Charrette will take place over 2 weeks and will result in the design and buildout of the Reading Room.
Primary considerations for charrette participants.
◆ Designing with the bookends of material source and final resting place as central concerns in the design process.
◆ Designing based on an existing and fairly rigid set of imposed or inherited material parameters.
◆ Inviting poetic and narrative elements into the process of design
Panel Discussion: On Furniture, with John Preus, Shannon Stratton, Lane Relyea, and Kevin Henry
Broader underlying considerations
◆ How can development and building projects invest deeply in infrastructure, in individuals, and in the collaborative process of resilient community as part of its fundamental mission rather than an addendum to standard business practice?
◆ How can independent initiatives partner with larger institutions for support, human resources, and for shared pedagogical missions, while maintaining an independent voice?
◆ How does skill-sharing and collaboration impact community involvement and perception?
Day 1-May 23rd? (whenever the end of term is) at the Dorchester house. presentations by participating faculty
discussion of design parameters
Day 2-material acquisition from Recycle Plus -Load truck and transport materials to the gallery.
Day 3-Design day in the gallery.
Day 4-10- build and install objects in gallery space.
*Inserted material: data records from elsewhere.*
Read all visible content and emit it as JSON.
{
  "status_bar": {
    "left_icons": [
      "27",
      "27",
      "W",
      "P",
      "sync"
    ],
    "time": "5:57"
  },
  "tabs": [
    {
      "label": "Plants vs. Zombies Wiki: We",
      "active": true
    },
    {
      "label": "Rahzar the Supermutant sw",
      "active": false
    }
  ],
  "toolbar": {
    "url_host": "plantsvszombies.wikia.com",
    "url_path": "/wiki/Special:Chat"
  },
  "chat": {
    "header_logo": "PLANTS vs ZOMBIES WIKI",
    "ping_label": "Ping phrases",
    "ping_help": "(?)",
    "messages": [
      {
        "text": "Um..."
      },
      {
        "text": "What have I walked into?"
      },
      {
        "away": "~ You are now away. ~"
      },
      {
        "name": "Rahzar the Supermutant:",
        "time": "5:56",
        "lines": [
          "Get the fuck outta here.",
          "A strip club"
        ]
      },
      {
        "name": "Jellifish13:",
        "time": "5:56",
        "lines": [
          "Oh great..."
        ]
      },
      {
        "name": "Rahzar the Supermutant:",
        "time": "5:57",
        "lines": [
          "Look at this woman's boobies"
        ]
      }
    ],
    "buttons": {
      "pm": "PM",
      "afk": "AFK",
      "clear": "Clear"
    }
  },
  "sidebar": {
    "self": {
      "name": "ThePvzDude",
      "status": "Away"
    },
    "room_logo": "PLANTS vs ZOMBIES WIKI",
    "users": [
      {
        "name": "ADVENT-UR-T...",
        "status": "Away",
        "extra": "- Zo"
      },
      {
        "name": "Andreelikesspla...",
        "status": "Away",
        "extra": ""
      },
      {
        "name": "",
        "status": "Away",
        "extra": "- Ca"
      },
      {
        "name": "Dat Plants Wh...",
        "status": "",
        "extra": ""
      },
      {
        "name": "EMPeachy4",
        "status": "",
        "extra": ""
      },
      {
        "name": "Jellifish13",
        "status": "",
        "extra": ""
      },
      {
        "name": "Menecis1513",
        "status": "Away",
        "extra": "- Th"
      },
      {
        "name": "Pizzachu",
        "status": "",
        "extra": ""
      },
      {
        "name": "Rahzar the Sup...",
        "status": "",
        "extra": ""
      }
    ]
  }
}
Poetry Reading by Kenyatta Rogers
One thought on “THE WORLD AS TEXT”
Comments are closed.